### [AIM OF THE EXERCISE]
I'd like the entries reproduced exactly, with the images omitted.

Data items
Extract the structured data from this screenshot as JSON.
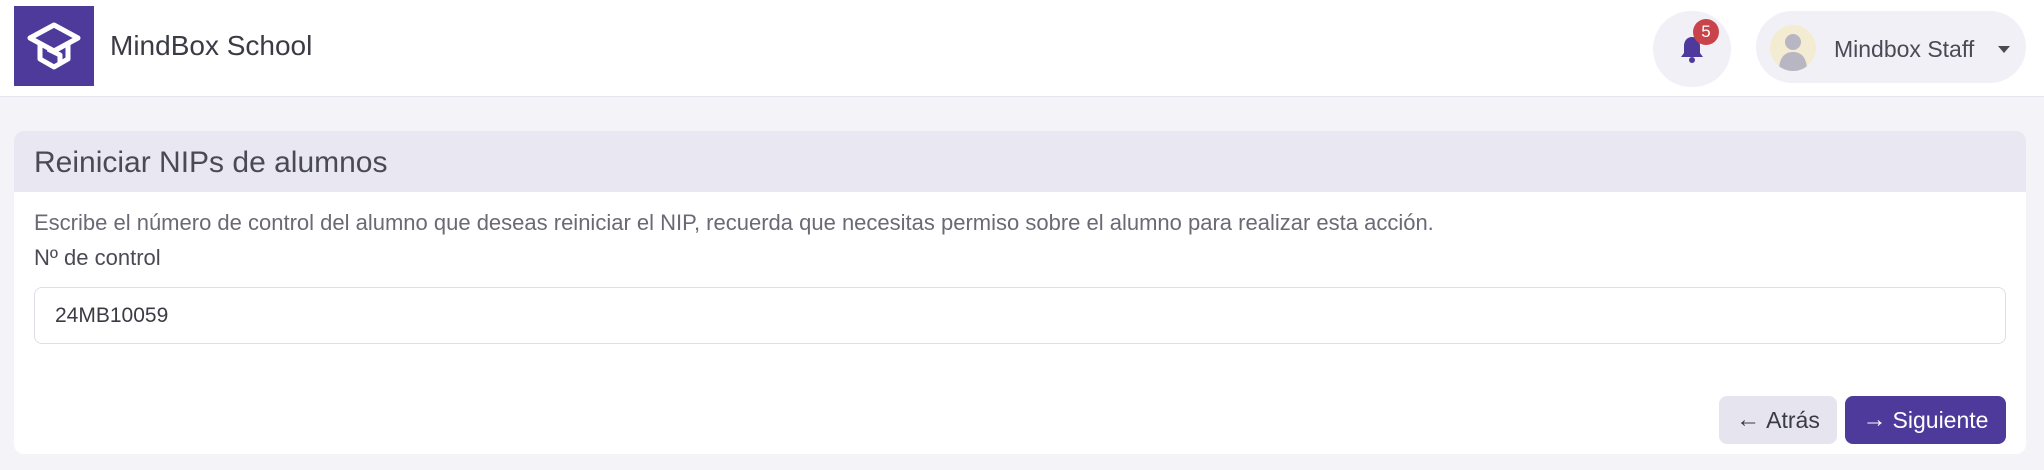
{
  "app": {
    "name": "MindBox School"
  },
  "header": {
    "notifications": {
      "count": "5",
      "icon": "bell-icon"
    },
    "user": {
      "name": "Mindbox Staff",
      "icon": "avatar-icon"
    }
  },
  "page": {
    "title": "Reiniciar NIPs de alumnos",
    "description": "Escribe el número de control del alumno que deseas reiniciar el NIP, recuerda que necesitas permiso sobre el alumno para realizar esta acción.",
    "field_label": "Nº de control",
    "control_number": "24MB10059",
    "buttons": {
      "back": "Atrás",
      "next": "Siguiente",
      "back_icon": "←",
      "next_icon": "→"
    }
  },
  "colors": {
    "primary": "#4e3a9b",
    "badge": "#c9444a",
    "header_bg": "#e9e7f1"
  }
}
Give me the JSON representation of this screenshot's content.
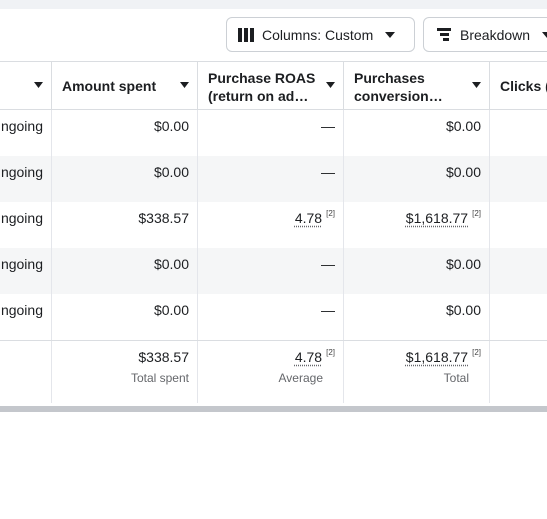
{
  "toolbar": {
    "columns_label": "Columns: Custom",
    "breakdown_label": "Breakdown"
  },
  "headers": {
    "amount_spent": "Amount spent",
    "purchase_roas": "Purchase ROAS (return on ad…",
    "purchases_conversion": "Purchases conversion…",
    "clicks": "Clicks ("
  },
  "rows": [
    {
      "delivery": "ngoing",
      "amount_spent": "$0.00",
      "roas": "—",
      "roas_fn": "",
      "conversion": "$0.00",
      "conversion_fn": ""
    },
    {
      "delivery": "ngoing",
      "amount_spent": "$0.00",
      "roas": "—",
      "roas_fn": "",
      "conversion": "$0.00",
      "conversion_fn": ""
    },
    {
      "delivery": "ngoing",
      "amount_spent": "$338.57",
      "roas": "4.78",
      "roas_fn": "[2]",
      "conversion": "$1,618.77",
      "conversion_fn": "[2]"
    },
    {
      "delivery": "ngoing",
      "amount_spent": "$0.00",
      "roas": "—",
      "roas_fn": "",
      "conversion": "$0.00",
      "conversion_fn": ""
    },
    {
      "delivery": "ngoing",
      "amount_spent": "$0.00",
      "roas": "—",
      "roas_fn": "",
      "conversion": "$0.00",
      "conversion_fn": ""
    }
  ],
  "summary": {
    "amount_spent": "$338.57",
    "amount_spent_sub": "Total spent",
    "roas": "4.78",
    "roas_fn": "[2]",
    "roas_sub": "Average",
    "conversion": "$1,618.77",
    "conversion_fn": "[2]",
    "conversion_sub": "Total"
  },
  "icons": {
    "columns": "columns-icon",
    "breakdown": "breakdown-icon",
    "caret": "caret-down-icon",
    "sort": "sort-caret-icon"
  },
  "colors": {
    "border": "#dadde1",
    "alt_row": "#f5f6f7",
    "muted_text": "#65676b"
  }
}
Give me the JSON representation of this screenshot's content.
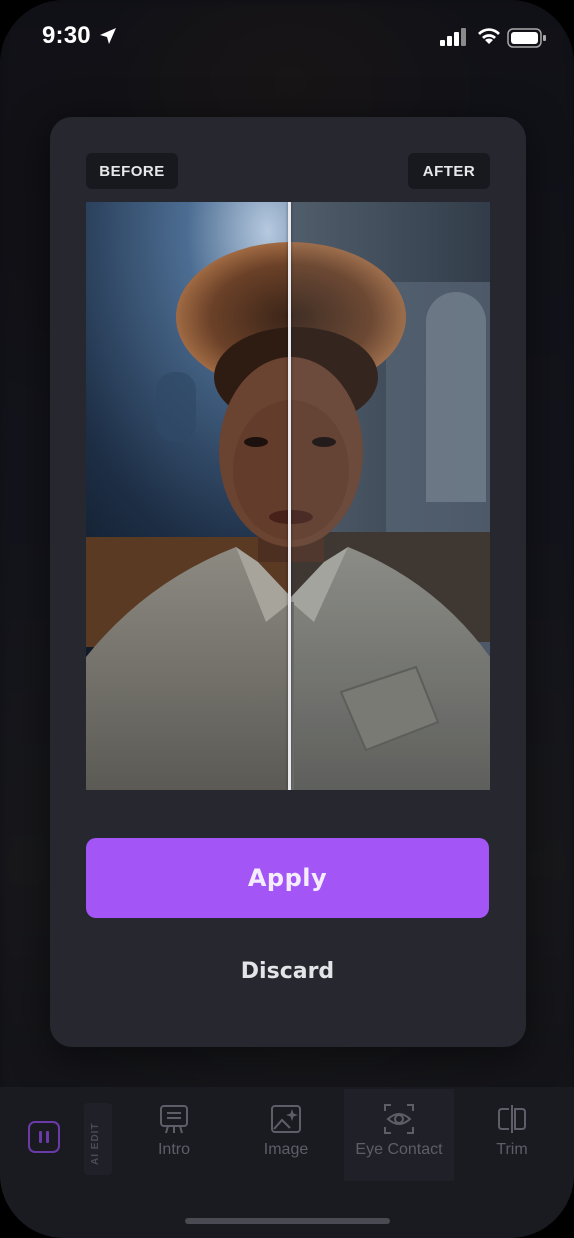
{
  "status_bar": {
    "time": "9:30",
    "icons": [
      "location-arrow-icon",
      "signal-icon",
      "wifi-icon",
      "battery-icon"
    ]
  },
  "modal": {
    "before_label": "BEFORE",
    "after_label": "AFTER",
    "apply_label": "Apply",
    "discard_label": "Discard",
    "accent_color": "#a356f5"
  },
  "toolbar": {
    "ai_edit_label": "AI EDIT",
    "items": [
      {
        "label": "Intro",
        "icon": "intro-icon"
      },
      {
        "label": "Image",
        "icon": "image-sparkle-icon"
      },
      {
        "label": "Eye Contact",
        "icon": "eye-contact-icon"
      },
      {
        "label": "Trim",
        "icon": "trim-icon"
      }
    ]
  }
}
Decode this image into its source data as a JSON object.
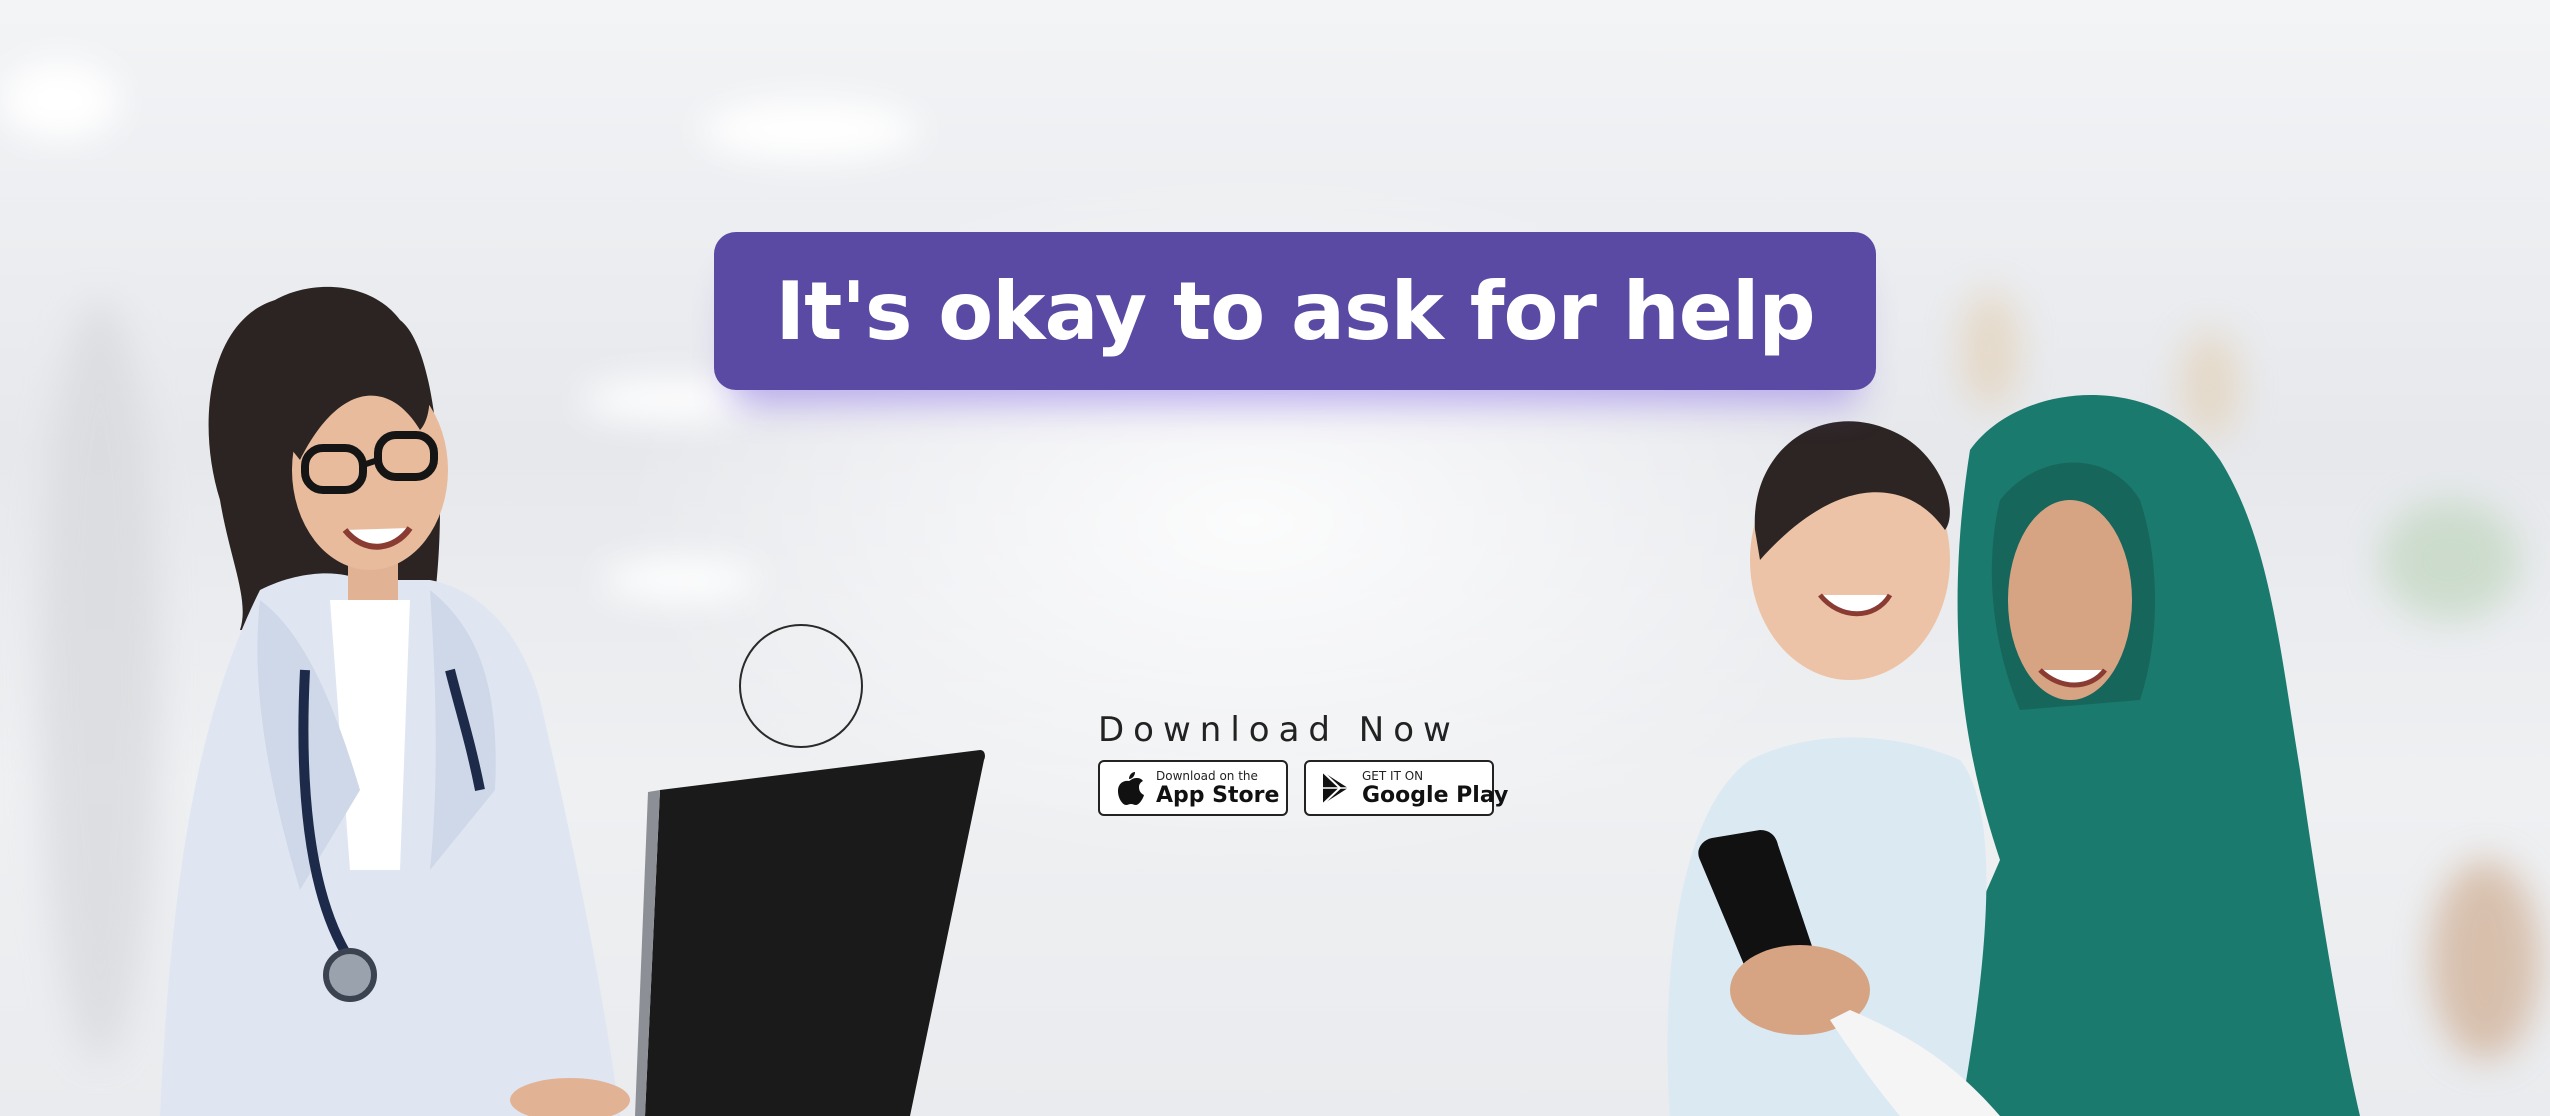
{
  "banner": {
    "headline": "It's okay to ask for help",
    "download_label": "Download Now"
  },
  "stores": {
    "app_store": {
      "small": "Download on the",
      "big": "App Store"
    },
    "google_play": {
      "small": "GET IT ON",
      "big": "Google Play"
    }
  },
  "colors": {
    "headline_bg": "#5a4aa3",
    "hijab": "#1b7a6e"
  },
  "icons": [
    "apple-icon",
    "google-play-icon"
  ]
}
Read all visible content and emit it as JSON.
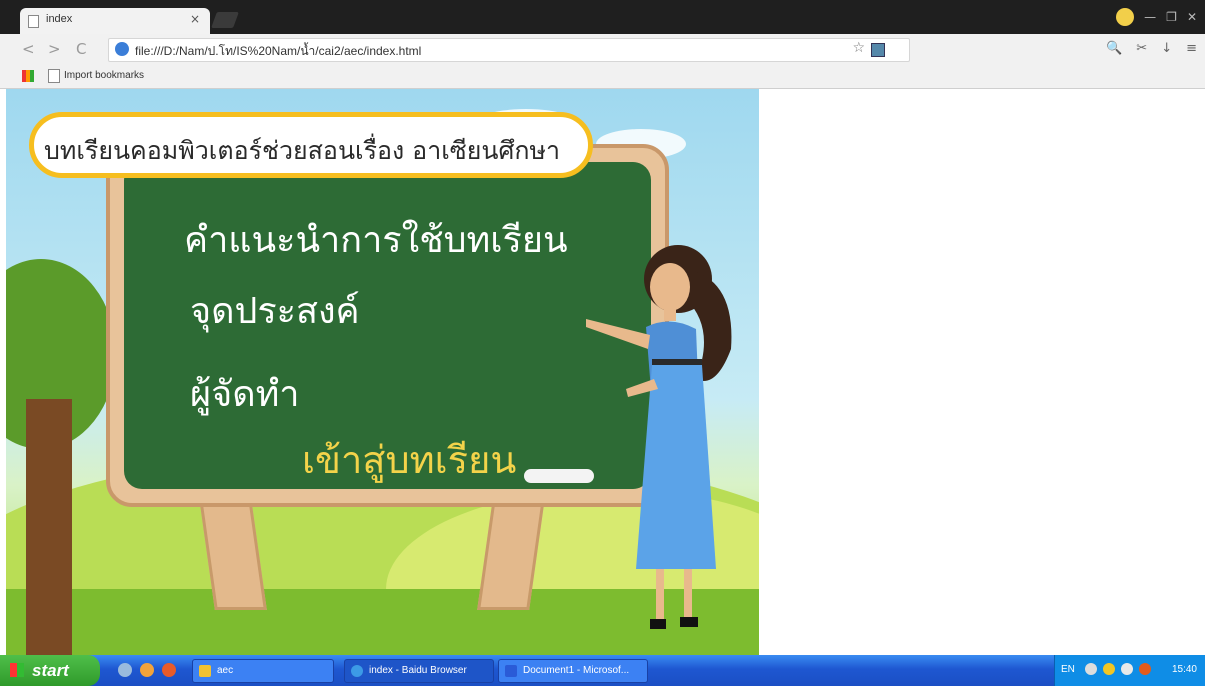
{
  "browser": {
    "tab_title": "index",
    "tab_close": "×",
    "address": "file:///D:/Nam/ป.โท/IS%20Nam/น้ำ/cai2/aec/index.html",
    "bookmark_label": "Import bookmarks",
    "star": "☆",
    "nav": {
      "back": "<",
      "forward": ">",
      "reload": "C"
    },
    "tools": [
      "🔍",
      "✂",
      "↓",
      "≡"
    ]
  },
  "page": {
    "headline": "บทเรียนคอมพิวเตอร์ช่วยสอนเรื่อง  อาเซียนศึกษา",
    "menu": {
      "instructions": "คำแนะนำการใช้บทเรียน",
      "objectives": "จุดประสงค์",
      "author": "ผู้จัดทำ",
      "enter": "เข้าสู่บทเรียน"
    }
  },
  "taskbar": {
    "start": "start",
    "tasks": [
      {
        "label": "aec",
        "color": "#f1c232"
      },
      {
        "label": "index - Baidu Browser",
        "color": "#3c9ae6"
      },
      {
        "label": "Document1 - Microsof...",
        "color": "#2a5bd7"
      }
    ],
    "language": "EN",
    "clock": "15:40"
  }
}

### [WRITTEN ANSWER]
Extract the structured data from this screenshot as JSON.
{
  "app": {
    "name": "MindBox School"
  },
  "header": {
    "notifications": {
      "count": "5",
      "icon": "bell-icon"
    },
    "user": {
      "name": "Mindbox Staff",
      "icon": "avatar-icon"
    }
  },
  "page": {
    "title": "Reiniciar NIPs de alumnos",
    "description": "Escribe el número de control del alumno que deseas reiniciar el NIP, recuerda que necesitas permiso sobre el alumno para realizar esta acción.",
    "field_label": "Nº de control",
    "control_number": "24MB10059",
    "buttons": {
      "back": "Atrás",
      "next": "Siguiente",
      "back_icon": "←",
      "next_icon": "→"
    }
  },
  "colors": {
    "primary": "#4e3a9b",
    "badge": "#c9444a",
    "header_bg": "#e9e7f1"
  }
}
Give me the JSON representation of this screenshot's content.
{
  "toolbar": {
    "columns_label": "Columns: Custom",
    "breakdown_label": "Breakdown"
  },
  "headers": {
    "amount_spent": "Amount spent",
    "purchase_roas": "Purchase ROAS (return on ad…",
    "purchases_conversion": "Purchases conversion…",
    "clicks": "Clicks ("
  },
  "rows": [
    {
      "delivery": "ngoing",
      "amount_spent": "$0.00",
      "roas": "—",
      "roas_fn": "",
      "conversion": "$0.00",
      "conversion_fn": ""
    },
    {
      "delivery": "ngoing",
      "amount_spent": "$0.00",
      "roas": "—",
      "roas_fn": "",
      "conversion": "$0.00",
      "conversion_fn": ""
    },
    {
      "delivery": "ngoing",
      "amount_spent": "$338.57",
      "roas": "4.78",
      "roas_fn": "[2]",
      "conversion": "$1,618.77",
      "conversion_fn": "[2]"
    },
    {
      "delivery": "ngoing",
      "amount_spent": "$0.00",
      "roas": "—",
      "roas_fn": "",
      "conversion": "$0.00",
      "conversion_fn": ""
    },
    {
      "delivery": "ngoing",
      "amount_spent": "$0.00",
      "roas": "—",
      "roas_fn": "",
      "conversion": "$0.00",
      "conversion_fn": ""
    }
  ],
  "summary": {
    "amount_spent": "$338.57",
    "amount_spent_sub": "Total spent",
    "roas": "4.78",
    "roas_fn": "[2]",
    "roas_sub": "Average",
    "conversion": "$1,618.77",
    "conversion_fn": "[2]",
    "conversion_sub": "Total"
  },
  "icons": {
    "columns": "columns-icon",
    "breakdown": "breakdown-icon",
    "caret": "caret-down-icon",
    "sort": "sort-caret-icon"
  },
  "colors": {
    "border": "#dadde1",
    "alt_row": "#f5f6f7",
    "muted_text": "#65676b"
  }
}
Give me the JSON representation of this screenshot's content.
{
  "status_bar": {
    "time": "9:30",
    "icons": [
      "location-arrow-icon",
      "signal-icon",
      "wifi-icon",
      "battery-icon"
    ]
  },
  "modal": {
    "before_label": "BEFORE",
    "after_label": "AFTER",
    "apply_label": "Apply",
    "discard_label": "Discard",
    "accent_color": "#a356f5"
  },
  "toolbar": {
    "ai_edit_label": "AI EDIT",
    "items": [
      {
        "label": "Intro",
        "icon": "intro-icon"
      },
      {
        "label": "Image",
        "icon": "image-sparkle-icon"
      },
      {
        "label": "Eye Contact",
        "icon": "eye-contact-icon"
      },
      {
        "label": "Trim",
        "icon": "trim-icon"
      }
    ]
  }
}
Decode this image into its source data as a JSON object.
{
  "banner": {
    "headline": "It's okay to ask for help",
    "download_label": "Download Now"
  },
  "stores": {
    "app_store": {
      "small": "Download on the",
      "big": "App Store"
    },
    "google_play": {
      "small": "GET IT ON",
      "big": "Google Play"
    }
  },
  "colors": {
    "headline_bg": "#5a4aa3",
    "hijab": "#1b7a6e"
  },
  "icons": [
    "apple-icon",
    "google-play-icon"
  ]
}
Read all visible content and emit it as JSON.
{
  "browser": {
    "tab_title": "index",
    "tab_close": "×",
    "address": "file:///D:/Nam/ป.โท/IS%20Nam/น้ำ/cai2/aec/index.html",
    "bookmark_label": "Import bookmarks",
    "star": "☆",
    "nav": {
      "back": "<",
      "forward": ">",
      "reload": "C"
    },
    "tools": [
      "🔍",
      "✂",
      "↓",
      "≡"
    ]
  },
  "page": {
    "headline": "บทเรียนคอมพิวเตอร์ช่วยสอนเรื่อง  อาเซียนศึกษา",
    "menu": {
      "instructions": "คำแนะนำการใช้บทเรียน",
      "objectives": "จุดประสงค์",
      "author": "ผู้จัดทำ",
      "enter": "เข้าสู่บทเรียน"
    }
  },
  "taskbar": {
    "start": "start",
    "tasks": [
      {
        "label": "aec",
        "color": "#f1c232"
      },
      {
        "label": "index - Baidu Browser",
        "color": "#3c9ae6"
      },
      {
        "label": "Document1 - Microsof...",
        "color": "#2a5bd7"
      }
    ],
    "language": "EN",
    "clock": "15:40"
  }
}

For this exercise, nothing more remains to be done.